"Top priorities must be creating jobs, getting our economy back on track, and stopping reckless spending that has left our nation with the largest deficit in history," wrote Hastings in response to Project Vote Smart.

Hastings is the chairman of the United States House Committee on Natural Resources and is a proponent of increasing domestic production of oil and gas, including drilling in the remote Arctic National Wildlife Refuge in Alaska. He said, "Promoting new domestic energy production, including in the Arctic, will be a priority," for the House National Resources Committee.

Interest group ratings

Hastings is rated as one of the most pro-business representatives in Congress, according to the United States Chamber of Commerce which gives Hastings a score of 94 out of 100 based on his 16-year voting record.[14] The conservative Club for Growth gives Hastings a grade of 94 out of 100. The National Taxpayers Union gives Hastings a grade of A. Hastings has been given an 'A' grade by Keep America Safe, a national security PAC formed by Liz Cheney. Hastings is a conservative, earning a 95.15 lifetime rating, as of 2010, from the American Conservative Union. Hastings is pro-life, demonstrated by consistent ratings of 100% from the National Right to Life Committee. Doc Hastings has received mixed ratings from some national agricultural groups. For 2009-2010 the American Farm Bureau Federation gave Representative Hastings a rating of 66 percent. Hastings's rating from the National Association of Wheat Growers was 25 percent in 2008. Hastings rates low with unions. In 2009 and 2010, he received grades of D and F from the National Education Association, and a rating of 0% from the American Association of University Women. Hastings also rates poorly with some environmental groups. In his latest ratings he received a 0% from the League of Conservation voters and an 8% from Republicans for Environmental Protection. In 2009-2010 Iraq and Afghanistan Veterans of America gave Representative Hastings a grade of D.

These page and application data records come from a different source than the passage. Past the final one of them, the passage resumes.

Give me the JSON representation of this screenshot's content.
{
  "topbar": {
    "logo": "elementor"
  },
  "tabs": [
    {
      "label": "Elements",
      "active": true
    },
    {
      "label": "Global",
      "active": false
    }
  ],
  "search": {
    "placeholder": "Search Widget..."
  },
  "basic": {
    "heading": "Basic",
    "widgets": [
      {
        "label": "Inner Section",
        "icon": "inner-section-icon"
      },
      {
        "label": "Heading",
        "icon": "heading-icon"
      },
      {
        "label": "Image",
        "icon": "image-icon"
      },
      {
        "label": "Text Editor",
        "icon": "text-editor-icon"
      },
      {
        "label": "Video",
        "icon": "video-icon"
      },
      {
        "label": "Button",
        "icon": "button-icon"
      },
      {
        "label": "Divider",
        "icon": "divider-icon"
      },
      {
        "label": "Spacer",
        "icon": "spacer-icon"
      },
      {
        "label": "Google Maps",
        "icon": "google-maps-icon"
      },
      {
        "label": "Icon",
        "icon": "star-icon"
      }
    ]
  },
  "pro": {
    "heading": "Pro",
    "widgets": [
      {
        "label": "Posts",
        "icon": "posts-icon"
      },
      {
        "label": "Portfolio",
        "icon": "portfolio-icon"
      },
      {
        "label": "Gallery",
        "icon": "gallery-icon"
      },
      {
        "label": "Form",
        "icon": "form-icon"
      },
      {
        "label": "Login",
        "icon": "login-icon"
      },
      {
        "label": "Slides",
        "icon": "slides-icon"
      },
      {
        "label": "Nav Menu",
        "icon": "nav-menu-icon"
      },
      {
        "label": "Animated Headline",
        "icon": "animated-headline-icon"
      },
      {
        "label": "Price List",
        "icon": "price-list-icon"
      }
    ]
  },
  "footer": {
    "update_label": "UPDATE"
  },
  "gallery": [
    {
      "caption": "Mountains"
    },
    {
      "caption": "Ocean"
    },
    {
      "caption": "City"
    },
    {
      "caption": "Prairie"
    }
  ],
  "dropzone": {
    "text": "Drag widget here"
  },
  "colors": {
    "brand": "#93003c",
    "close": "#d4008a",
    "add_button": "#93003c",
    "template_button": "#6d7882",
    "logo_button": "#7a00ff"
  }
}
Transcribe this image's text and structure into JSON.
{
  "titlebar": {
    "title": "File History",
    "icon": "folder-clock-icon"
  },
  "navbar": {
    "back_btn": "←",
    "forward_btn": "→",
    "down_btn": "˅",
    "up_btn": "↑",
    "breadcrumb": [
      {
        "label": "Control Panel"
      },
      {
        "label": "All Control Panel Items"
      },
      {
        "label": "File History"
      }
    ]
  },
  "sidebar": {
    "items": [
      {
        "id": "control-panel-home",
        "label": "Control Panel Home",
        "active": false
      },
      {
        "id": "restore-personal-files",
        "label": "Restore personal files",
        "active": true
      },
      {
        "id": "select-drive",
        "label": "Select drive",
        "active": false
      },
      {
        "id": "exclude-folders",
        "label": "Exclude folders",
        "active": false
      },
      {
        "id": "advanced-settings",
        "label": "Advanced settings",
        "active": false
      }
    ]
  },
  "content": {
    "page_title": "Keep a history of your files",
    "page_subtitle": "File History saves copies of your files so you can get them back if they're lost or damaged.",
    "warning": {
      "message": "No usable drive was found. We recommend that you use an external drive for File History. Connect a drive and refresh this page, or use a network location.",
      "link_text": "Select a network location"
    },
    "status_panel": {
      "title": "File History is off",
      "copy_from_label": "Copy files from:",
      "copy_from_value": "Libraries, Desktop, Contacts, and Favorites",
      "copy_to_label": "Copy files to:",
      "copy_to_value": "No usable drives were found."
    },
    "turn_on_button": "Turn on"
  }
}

Personal life

In 1967, Hastings married his wife, Claire, in Sacramento, California. Together they have three children: Kirsten, Petrina, and Colin. They live in Pasco.

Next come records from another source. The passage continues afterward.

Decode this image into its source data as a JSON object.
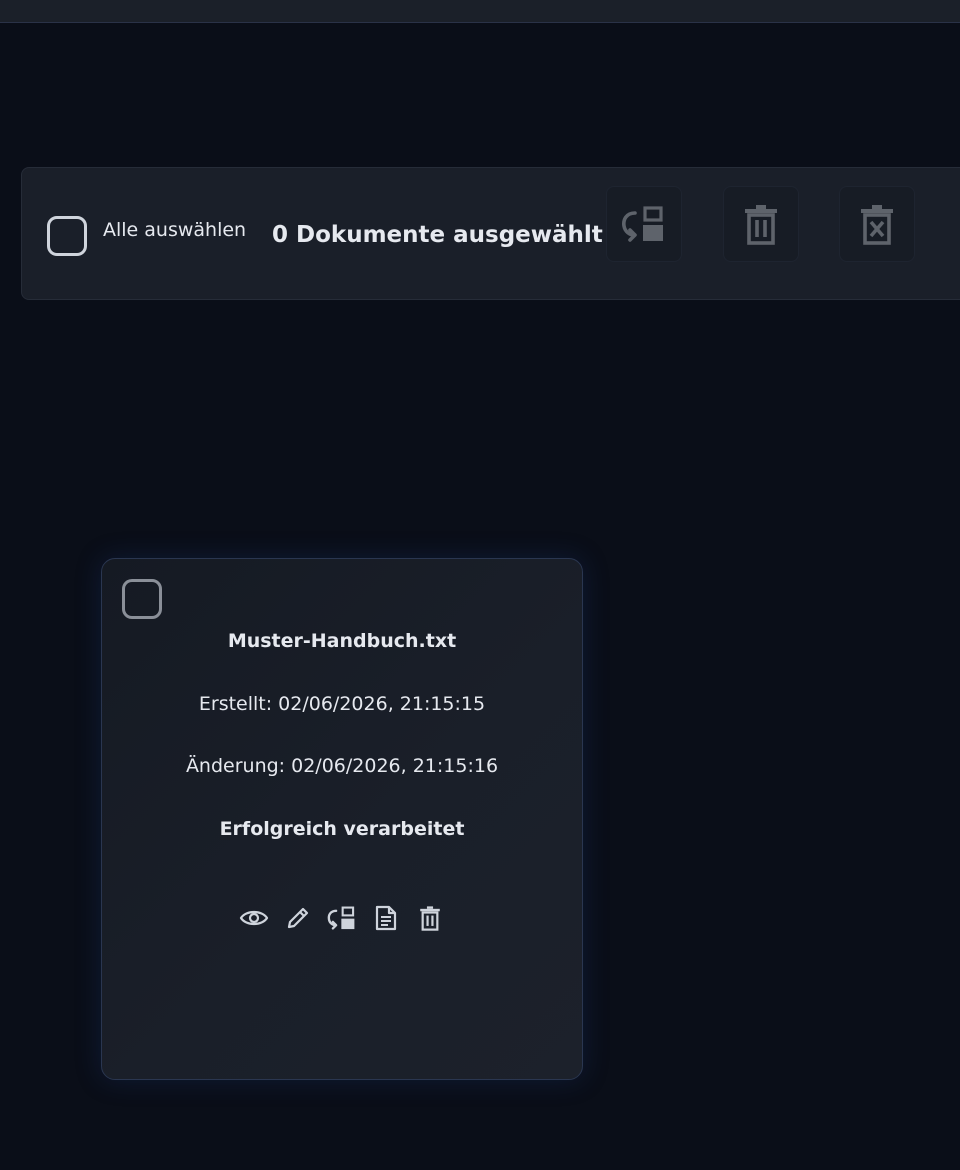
{
  "toolbar": {
    "select_all_label": "Alle auswählen",
    "selected_count_text": "0 Dokumente ausgewählt",
    "buttons": [
      {
        "icon": "reprocess-icon"
      },
      {
        "icon": "trash-icon"
      },
      {
        "icon": "trash-x-icon"
      }
    ]
  },
  "document": {
    "filename": "Muster-Handbuch.txt",
    "created": "Erstellt: 02/06/2026, 21:15:15",
    "modified": "Änderung: 02/06/2026, 21:15:16",
    "status": "Erfolgreich verarbeitet",
    "actions": [
      {
        "icon": "eye-icon"
      },
      {
        "icon": "pencil-icon"
      },
      {
        "icon": "reprocess-icon"
      },
      {
        "icon": "document-text-icon"
      },
      {
        "icon": "trash-icon"
      }
    ]
  },
  "colors": {
    "background": "#0a0e18",
    "panel": "#1a1f29",
    "text": "#e6e9ef",
    "icon_disabled": "#5e636b",
    "icon_active": "#cfd4dc"
  }
}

Source: wikipedia


March 4, 2012

icon Doc Hastings
icon Doc Hastings

ElectionsMeter is not responsible for the content of the text. Please refer always to the author. Every text published on ElectionsMeter should include original name of the author and reference to the original source. Users are obliged to follow notice of copyright infringement. Please read carefully policy of the site. If the text contains an error, incorrect information, you want to fix it, or even you would like to mange fully the content of the profile, please contact us. contact us..

load menu